• Problem to work on
When you retype the entries, keep each one exact and leave out the pictures.

(Component data from apps and pages)
++++++++++++++++++++
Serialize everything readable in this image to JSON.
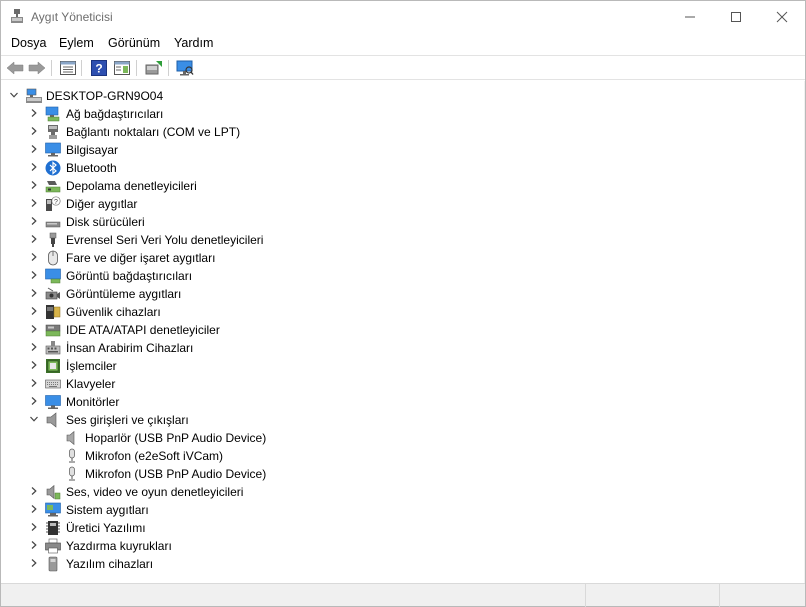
{
  "window": {
    "title": "Aygıt Yöneticisi",
    "controls": [
      "minimize",
      "maximize",
      "close"
    ]
  },
  "menu": {
    "items": [
      "Dosya",
      "Eylem",
      "Görünüm",
      "Yardım"
    ]
  },
  "toolbar": {
    "buttons": [
      "back-icon",
      "forward-icon",
      "properties-list-icon",
      "help-icon",
      "action-pane-icon",
      "update-driver-icon",
      "scan-hardware-icon"
    ]
  },
  "tree": {
    "root": "DESKTOP-GRN9O04",
    "categories": [
      "Ağ bağdaştırıcıları",
      "Bağlantı noktaları (COM ve LPT)",
      "Bilgisayar",
      "Bluetooth",
      "Depolama denetleyicileri",
      "Diğer aygıtlar",
      "Disk sürücüleri",
      "Evrensel Seri Veri Yolu denetleyicileri",
      "Fare ve diğer işaret aygıtları",
      "Görüntü bağdaştırıcıları",
      "Görüntüleme aygıtları",
      "Güvenlik cihazları",
      "IDE ATA/ATAPI denetleyiciler",
      "İnsan Arabirim Cihazları",
      "İşlemciler",
      "Klavyeler",
      "Monitörler",
      "Ses girişleri ve çıkışları",
      "Ses, video ve oyun denetleyicileri",
      "Sistem aygıtları",
      "Üretici Yazılımı",
      "Yazdırma kuyrukları",
      "Yazılım cihazları"
    ],
    "expanded_children": [
      "Hoparlör (USB PnP Audio Device)",
      "Mikrofon (e2eSoft iVCam)",
      "Mikrofon (USB PnP Audio Device)"
    ]
  },
  "colors": {
    "accent": "#0078d4",
    "monitor_blue": "#3a8ee6",
    "menu_text": "#000000",
    "title_text": "#6d6d6d"
  }
}
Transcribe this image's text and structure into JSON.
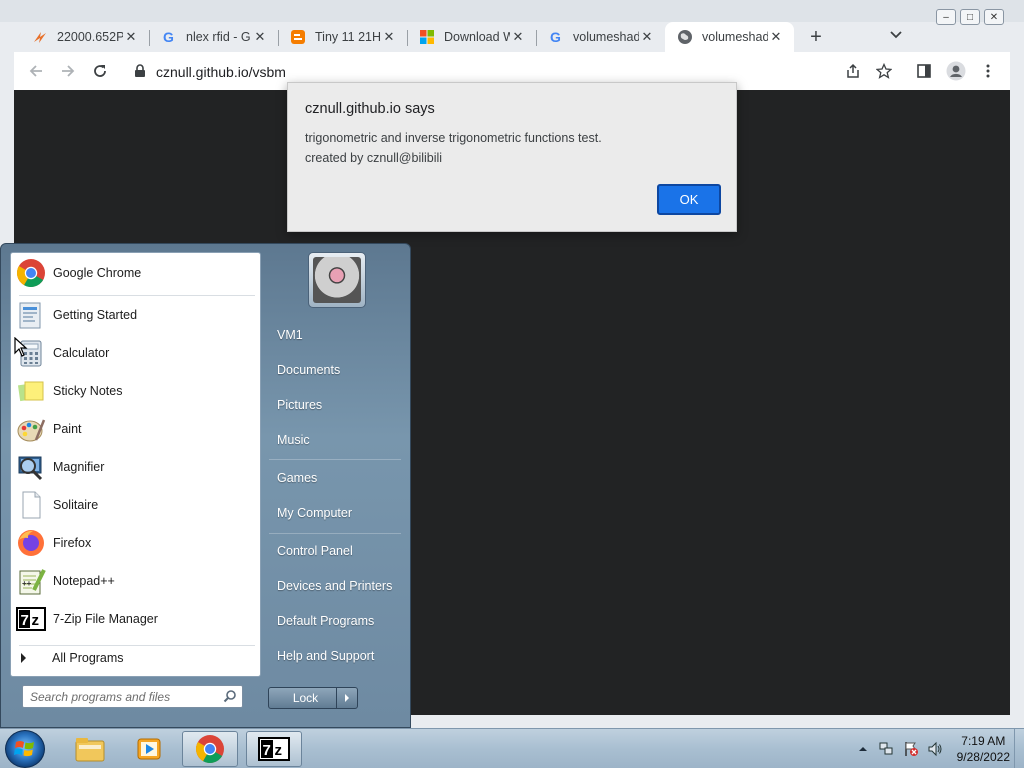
{
  "browser": {
    "window_title": "Google Chrome",
    "tabs": [
      {
        "title": "22000.652P",
        "favicon": "lightning-icon"
      },
      {
        "title": "nlex rfid - G",
        "favicon": "google-icon"
      },
      {
        "title": "Tiny 11 21H",
        "favicon": "blogger-icon"
      },
      {
        "title": "Download W",
        "favicon": "microsoft-icon"
      },
      {
        "title": "volumeshad",
        "favicon": "google-icon"
      },
      {
        "title": "volumeshad",
        "favicon": "globe-icon"
      }
    ],
    "active_tab": 5,
    "url": "cznull.github.io/vsbm"
  },
  "alert": {
    "title": "cznull.github.io says",
    "line1": "trigonometric and inverse trigonometric functions test.",
    "line2": "created by cznull@bilibili",
    "ok": "OK"
  },
  "start_menu": {
    "programs": [
      {
        "label": "Google Chrome",
        "icon": "chrome-icon"
      },
      {
        "label": "Getting Started",
        "icon": "getting-started-icon"
      },
      {
        "label": "Calculator",
        "icon": "calculator-icon"
      },
      {
        "label": "Sticky Notes",
        "icon": "sticky-notes-icon"
      },
      {
        "label": "Paint",
        "icon": "paint-icon"
      },
      {
        "label": "Magnifier",
        "icon": "magnifier-icon"
      },
      {
        "label": "Solitaire",
        "icon": "solitaire-icon"
      },
      {
        "label": "Firefox",
        "icon": "firefox-icon"
      },
      {
        "label": "Notepad++",
        "icon": "notepad-plus-plus-icon"
      },
      {
        "label": "7-Zip File Manager",
        "icon": "seven-zip-icon"
      }
    ],
    "all_programs": "All Programs",
    "search_placeholder": "Search programs and files",
    "right_items": [
      "VM1",
      "Documents",
      "Pictures",
      "Music",
      "Games",
      "My Computer",
      "Control Panel",
      "Devices and Printers",
      "Default Programs",
      "Help and Support"
    ],
    "lock": "Lock"
  },
  "taskbar": {
    "time": "7:19 AM",
    "date": "9/28/2022",
    "pinned": [
      "windows-explorer-icon",
      "media-player-icon",
      "chrome-icon",
      "seven-zip-icon"
    ]
  }
}
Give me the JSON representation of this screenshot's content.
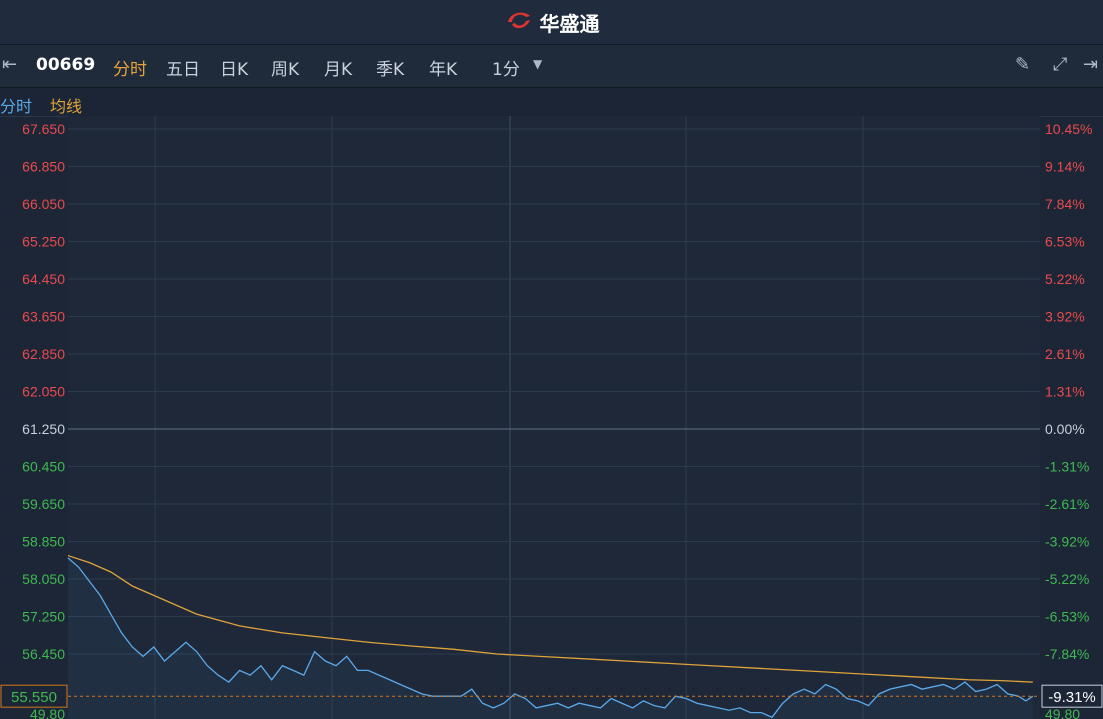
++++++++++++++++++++
• Task output
Serialize everything readable in this image to JSON.
{
  "window": {
    "title": "Aygıt Yöneticisi",
    "controls": [
      "minimize",
      "maximize",
      "close"
    ]
  },
  "menu": {
    "items": [
      "Dosya",
      "Eylem",
      "Görünüm",
      "Yardım"
    ]
  },
  "toolbar": {
    "buttons": [
      "back-icon",
      "forward-icon",
      "properties-list-icon",
      "help-icon",
      "action-pane-icon",
      "update-driver-icon",
      "scan-hardware-icon"
    ]
  },
  "tree": {
    "root": "DESKTOP-GRN9O04",
    "categories": [
      "Ağ bağdaştırıcıları",
      "Bağlantı noktaları (COM ve LPT)",
      "Bilgisayar",
      "Bluetooth",
      "Depolama denetleyicileri",
      "Diğer aygıtlar",
      "Disk sürücüleri",
      "Evrensel Seri Veri Yolu denetleyicileri",
      "Fare ve diğer işaret aygıtları",
      "Görüntü bağdaştırıcıları",
      "Görüntüleme aygıtları",
      "Güvenlik cihazları",
      "IDE ATA/ATAPI denetleyiciler",
      "İnsan Arabirim Cihazları",
      "İşlemciler",
      "Klavyeler",
      "Monitörler",
      "Ses girişleri ve çıkışları",
      "Ses, video ve oyun denetleyicileri",
      "Sistem aygıtları",
      "Üretici Yazılımı",
      "Yazdırma kuyrukları",
      "Yazılım cihazları"
    ],
    "expanded_children": [
      "Hoparlör (USB PnP Audio Device)",
      "Mikrofon (e2eSoft iVCam)",
      "Mikrofon (USB PnP Audio Device)"
    ]
  },
  "colors": {
    "accent": "#0078d4",
    "monitor_blue": "#3a8ee6",
    "menu_text": "#000000",
    "title_text": "#6d6d6d"
  }
}
Transcribe this image's text and structure into JSON.
{
  "browser": {
    "window_title": "Google Chrome",
    "tabs": [
      {
        "title": "22000.652P",
        "favicon": "lightning-icon"
      },
      {
        "title": "nlex rfid - G",
        "favicon": "google-icon"
      },
      {
        "title": "Tiny 11 21H",
        "favicon": "blogger-icon"
      },
      {
        "title": "Download W",
        "favicon": "microsoft-icon"
      },
      {
        "title": "volumeshad",
        "favicon": "google-icon"
      },
      {
        "title": "volumeshad",
        "favicon": "globe-icon"
      }
    ],
    "active_tab": 5,
    "url": "cznull.github.io/vsbm"
  },
  "alert": {
    "title": "cznull.github.io says",
    "line1": "trigonometric and inverse trigonometric functions test.",
    "line2": "created by cznull@bilibili",
    "ok": "OK"
  },
  "start_menu": {
    "programs": [
      {
        "label": "Google Chrome",
        "icon": "chrome-icon"
      },
      {
        "label": "Getting Started",
        "icon": "getting-started-icon"
      },
      {
        "label": "Calculator",
        "icon": "calculator-icon"
      },
      {
        "label": "Sticky Notes",
        "icon": "sticky-notes-icon"
      },
      {
        "label": "Paint",
        "icon": "paint-icon"
      },
      {
        "label": "Magnifier",
        "icon": "magnifier-icon"
      },
      {
        "label": "Solitaire",
        "icon": "solitaire-icon"
      },
      {
        "label": "Firefox",
        "icon": "firefox-icon"
      },
      {
        "label": "Notepad++",
        "icon": "notepad-plus-plus-icon"
      },
      {
        "label": "7-Zip File Manager",
        "icon": "seven-zip-icon"
      }
    ],
    "all_programs": "All Programs",
    "search_placeholder": "Search programs and files",
    "right_items": [
      "VM1",
      "Documents",
      "Pictures",
      "Music",
      "Games",
      "My Computer",
      "Control Panel",
      "Devices and Printers",
      "Default Programs",
      "Help and Support"
    ],
    "lock": "Lock"
  },
  "taskbar": {
    "time": "7:19 AM",
    "date": "9/28/2022",
    "pinned": [
      "windows-explorer-icon",
      "media-player-icon",
      "chrome-icon",
      "seven-zip-icon"
    ]
  }
}
Give me the JSON representation of this screenshot's content.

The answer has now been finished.